The defenders here don't really need comment as they are obviously not going to sustain their goal scoring pace for the year, though it's worth noting that both Vicent Kompany and Russell Martin have posted quite healthy xG rates and can probably be relied upon to deliver some offensive value, making them both potential ownable.
Santi Cazorla is no stranger to underperforming his underlying stats, having notched just a single non-penalty goal last season on an incredible 27 shots on target. This year it's the turn of his assist totals to suffer with nothing to show for his 12 created chances which are second among all midfielders. Despite this solid performance and rejuvenated performance last year, it's hard to see a scenario in which the Spaniard outperforms both Ozil and Ramsey with any consistency, both of whom are available for the same price.
An interesting name to keep in the back of your mind is old favourite Gylfi Sigurdsson who has nothing to show for the season to date but has already racked up solid numbers, appearing in both fan the flames tables.

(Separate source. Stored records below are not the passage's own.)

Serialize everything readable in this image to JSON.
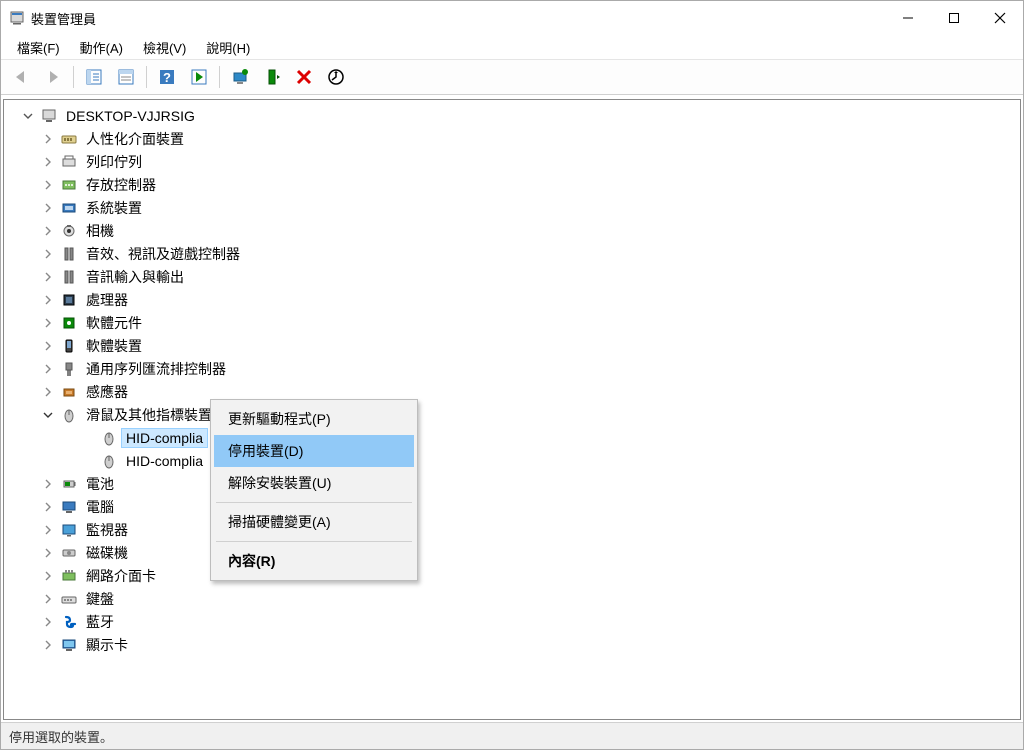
{
  "window": {
    "title": "裝置管理員"
  },
  "menu": {
    "file": "檔案(F)",
    "action": "動作(A)",
    "view": "檢視(V)",
    "help": "說明(H)"
  },
  "tree": {
    "root": "DESKTOP-VJJRSIG",
    "categories": [
      "人性化介面裝置",
      "列印佇列",
      "存放控制器",
      "系統裝置",
      "相機",
      "音效、視訊及遊戲控制器",
      "音訊輸入與輸出",
      "處理器",
      "軟體元件",
      "軟體裝置",
      "通用序列匯流排控制器",
      "感應器",
      "滑鼠及其他指標裝置",
      "電池",
      "電腦",
      "監視器",
      "磁碟機",
      "網路介面卡",
      "鍵盤",
      "藍牙",
      "顯示卡"
    ],
    "mouse_children": [
      "HID-complia",
      "HID-complia"
    ]
  },
  "context_menu": {
    "update": "更新驅動程式(P)",
    "disable": "停用裝置(D)",
    "uninstall": "解除安裝裝置(U)",
    "scan": "掃描硬體變更(A)",
    "properties": "內容(R)"
  },
  "statusbar": {
    "text": "停用選取的裝置。"
  }
}
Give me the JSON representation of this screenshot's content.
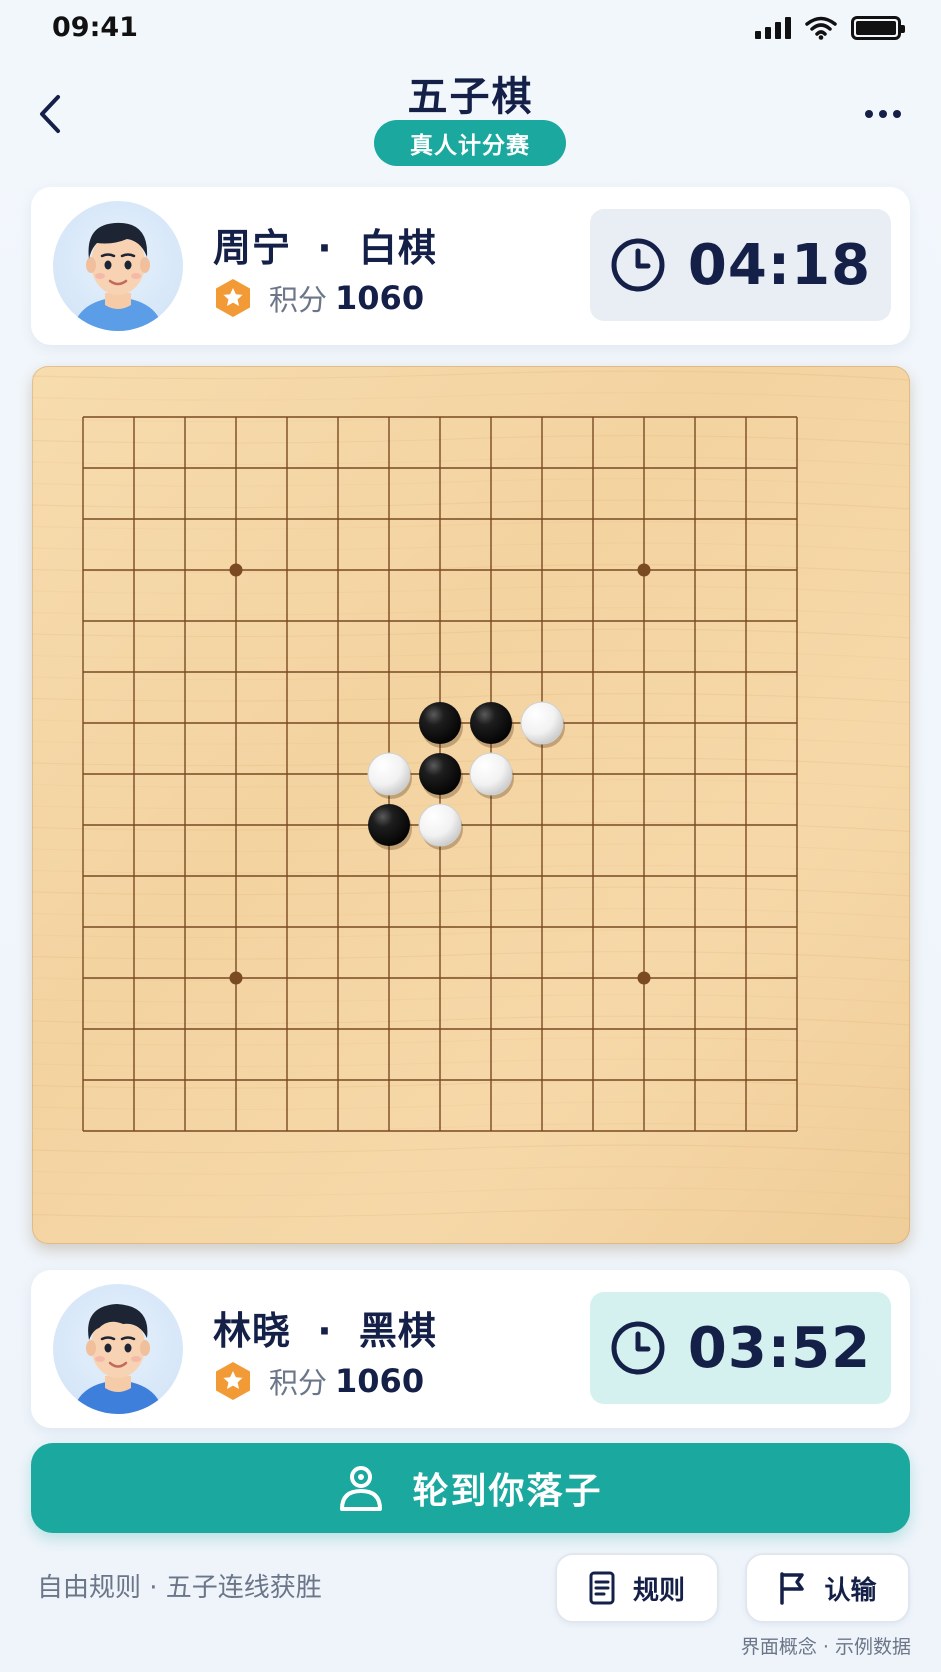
{
  "status_bar": {
    "time": "09:41"
  },
  "header": {
    "title": "五子棋",
    "badge": "真人计分赛"
  },
  "opponent": {
    "name": "周宁",
    "separator": "·",
    "color": "白棋",
    "score_label": "积分",
    "score": "1060",
    "timer": "04:18"
  },
  "player": {
    "name": "林晓",
    "separator": "·",
    "color": "黑棋",
    "score_label": "积分",
    "score": "1060",
    "timer": "03:52"
  },
  "board": {
    "size": 15,
    "star_points": [
      [
        3,
        3
      ],
      [
        3,
        11
      ],
      [
        11,
        3
      ],
      [
        11,
        11
      ]
    ],
    "stones": [
      {
        "col": 7,
        "row": 6,
        "color": "black"
      },
      {
        "col": 8,
        "row": 6,
        "color": "black"
      },
      {
        "col": 9,
        "row": 6,
        "color": "white"
      },
      {
        "col": 6,
        "row": 7,
        "color": "white"
      },
      {
        "col": 7,
        "row": 7,
        "color": "black"
      },
      {
        "col": 8,
        "row": 7,
        "color": "white"
      },
      {
        "col": 6,
        "row": 8,
        "color": "black"
      },
      {
        "col": 7,
        "row": 8,
        "color": "white"
      }
    ]
  },
  "turn_button": {
    "label": "轮到你落子"
  },
  "footer": {
    "rules_text": "自由规则 · 五子连线获胜",
    "rules_button": "规则",
    "resign_button": "认输",
    "note": "界面概念 · 示例数据"
  },
  "colors": {
    "accent": "#1aa89f",
    "navy": "#152048",
    "board": "#f5d6a4",
    "grid_line": "#7a4a22",
    "star_icon": "#f29a35"
  },
  "icons": {
    "back": "chevron-left-icon",
    "more": "more-dots-icon",
    "clock": "clock-icon",
    "score": "star-hex-icon",
    "turn": "user-icon",
    "rules": "document-icon",
    "resign": "flag-icon"
  }
}
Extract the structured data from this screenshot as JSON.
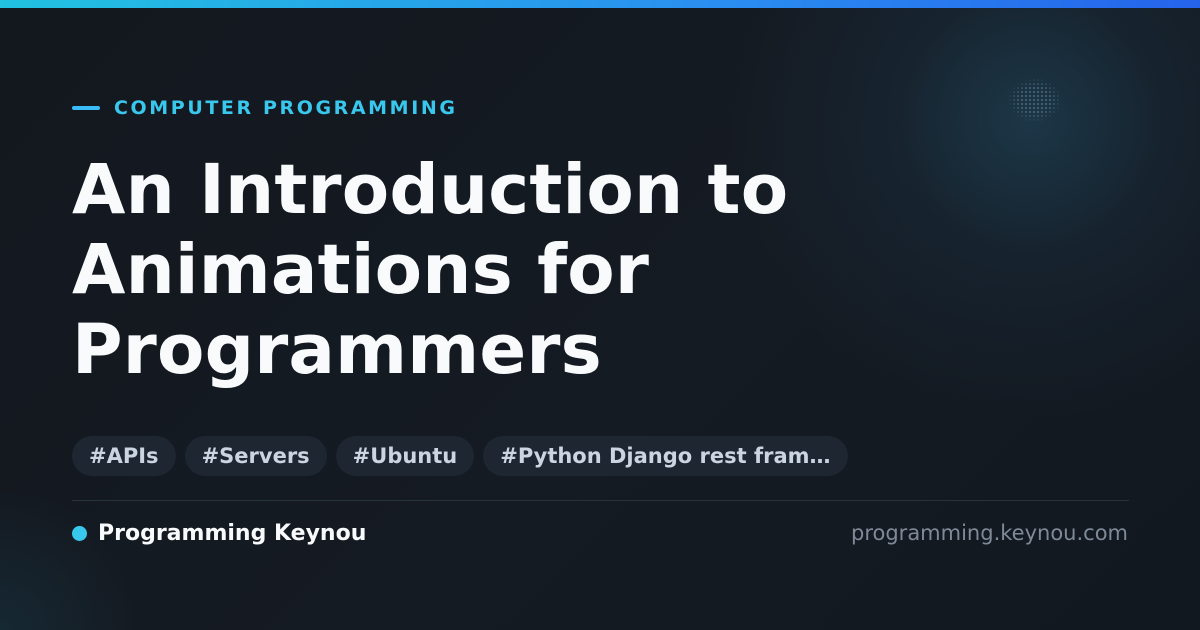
{
  "category": "COMPUTER PROGRAMMING",
  "title_lines": [
    "An Introduction to",
    "Animations for",
    "Programmers"
  ],
  "tags": [
    "#APIs",
    "#Servers",
    "#Ubuntu",
    "#Python Django rest fram…"
  ],
  "brand_name": "Programming Keynou",
  "site_url": "programming.keynou.com",
  "colors": {
    "accent": "#38c8ee",
    "top_bar_start": "#22c1e0",
    "top_bar_end": "#2563eb",
    "background": "#13171e",
    "title": "#f8fafc",
    "tag_background": "#1d2631",
    "url": "#7f8a99"
  }
}
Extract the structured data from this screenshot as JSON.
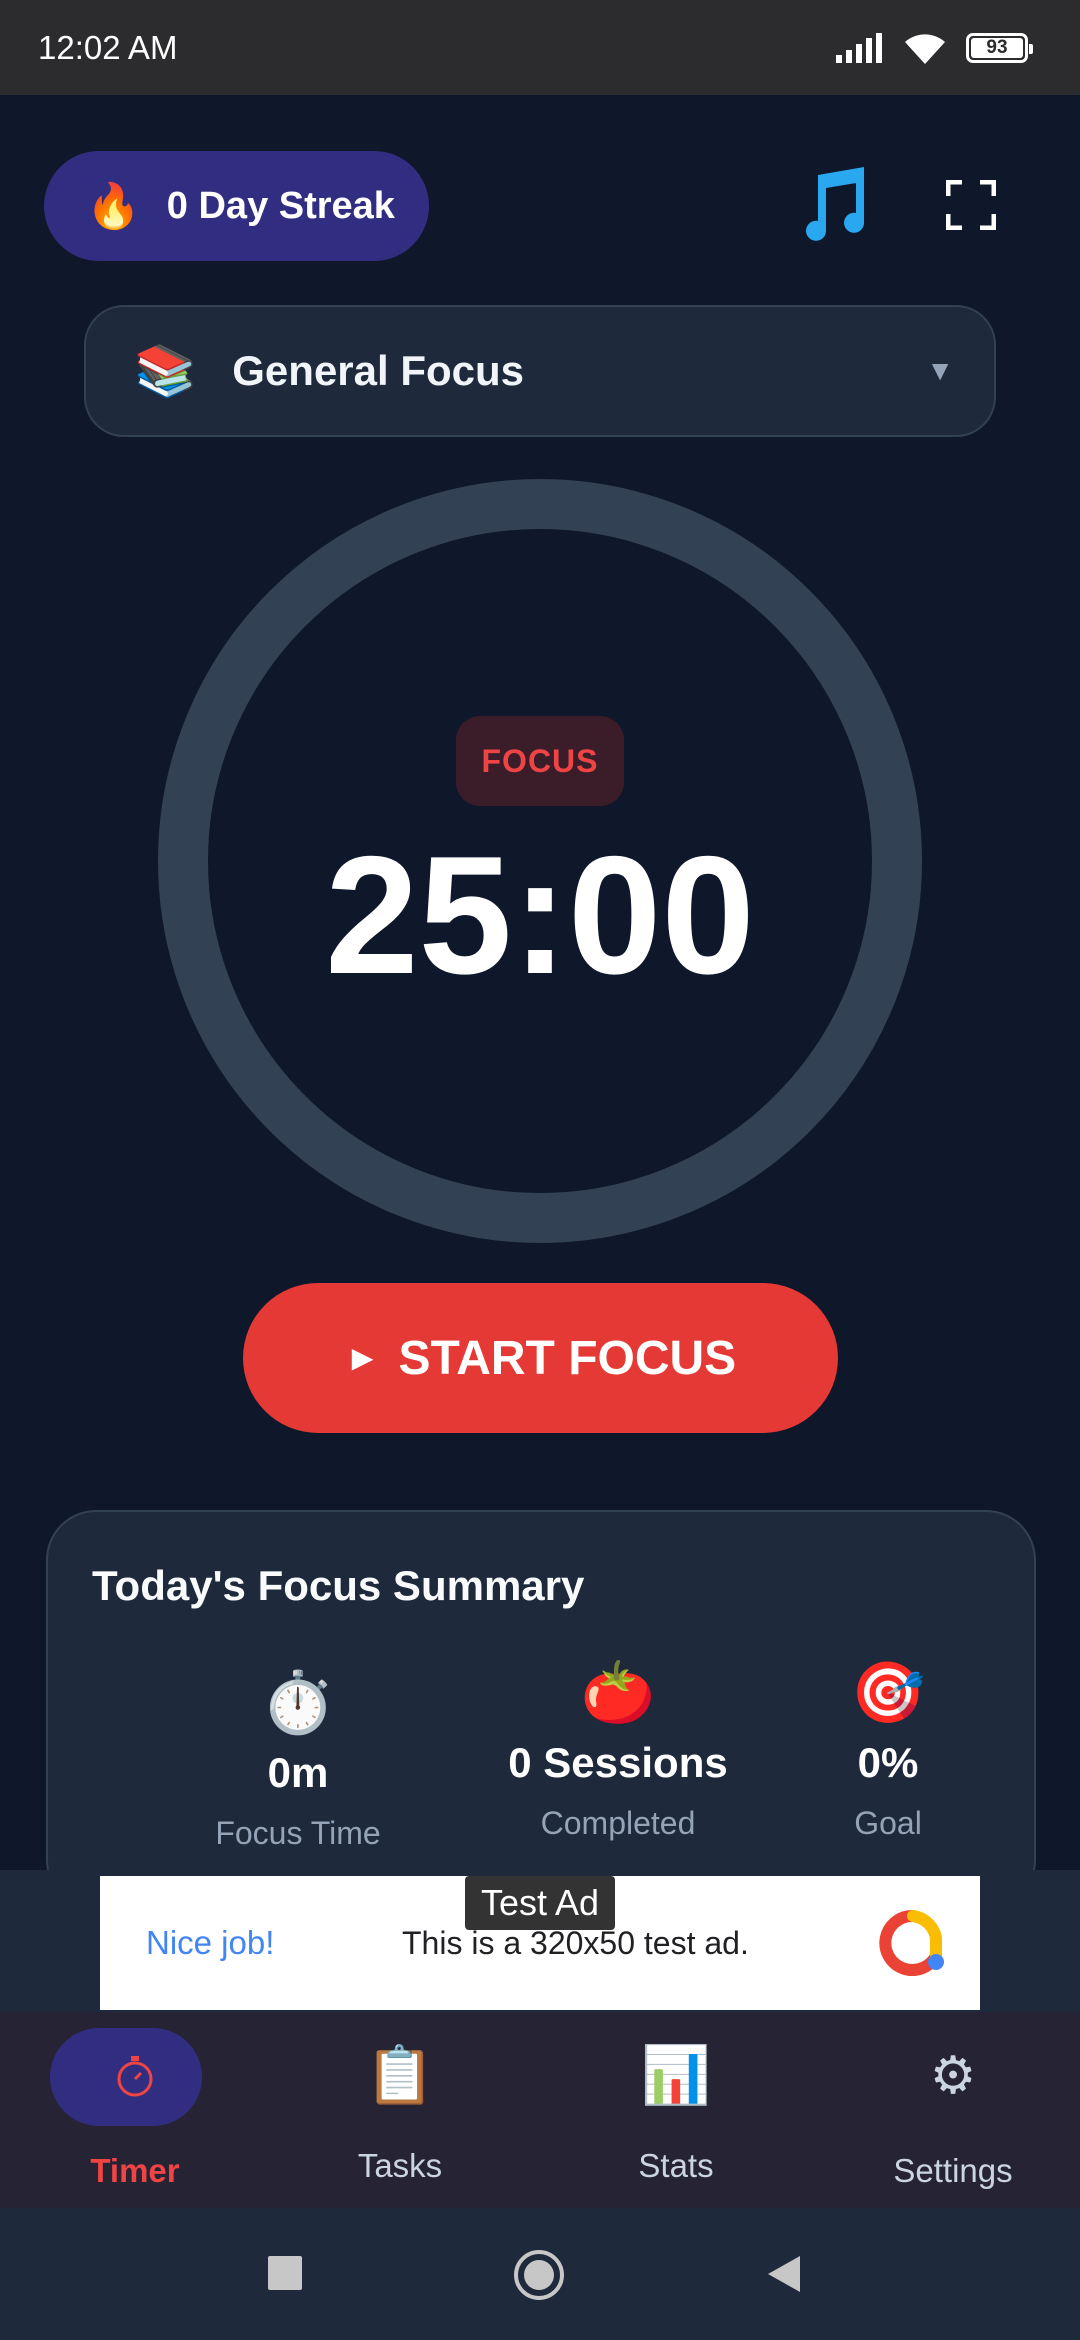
{
  "status_bar": {
    "time": "12:02 AM",
    "battery": "93"
  },
  "header": {
    "streak_label": "0 Day Streak",
    "streak_icon": "fire-icon",
    "music_icon": "music-note-icon",
    "fullscreen_icon": "fullscreen-icon"
  },
  "category": {
    "icon": "books-icon",
    "name": "General Focus",
    "chevron": "▼"
  },
  "timer": {
    "mode": "FOCUS",
    "time": "25:00",
    "progress": 0
  },
  "start_button": {
    "label": "START FOCUS",
    "icon": "►"
  },
  "summary": {
    "title": "Today's Focus Summary",
    "stats": [
      {
        "icon": "stopwatch-icon",
        "value": "0m",
        "caption": "Focus Time"
      },
      {
        "icon": "tomato-icon",
        "value": "0 Sessions",
        "caption": "Completed"
      },
      {
        "icon": "target-icon",
        "value": "0%",
        "caption": "Goal"
      }
    ]
  },
  "ad": {
    "tag": "Test Ad",
    "headline": "Nice job!",
    "message": "This is a 320x50 test ad."
  },
  "nav": {
    "items": [
      {
        "label": "Timer",
        "icon": "stopwatch-icon",
        "active": true
      },
      {
        "label": "Tasks",
        "icon": "clipboard-icon"
      },
      {
        "label": "Stats",
        "icon": "bar-chart-icon"
      },
      {
        "label": "Settings",
        "icon": "gear-icon"
      }
    ]
  },
  "colors": {
    "accent": "#e53935",
    "background": "#0f172a",
    "card": "#1e293b",
    "streak": "#312e81",
    "ring": "#334155"
  }
}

Andre Ayew's hot start along with the emergence of Jefferson Montero will likely overshadow the Icelander's return to form but he might be there to capitalise if some of the hot new things start to stutter.
Marc Albrighton has the dubious combination of double digit gameweek and recognisable name on a promoted team that can often lead to widescale overreaction. His numbers are okay, perhaps even encouraging given his 5.1m price tag but he remains a promising bargain bin option rather than a potentially undervalued diamond. Yaya Toure plays at the other end of the spectrum and remains one of the league's better players but continues to confound the model, which generally finds him to be in a constant state of overachievement. This year it's his assist total which looks inflated, although the discount is probably a bit less than suggested as we can safely assume that Man City players (read: Sergio Aguero) convert created chances at a higher clip than the league average. The Ivorian is a tough man to project but with his recent price rise, the numbers would suggest he's tough to get overly excited about.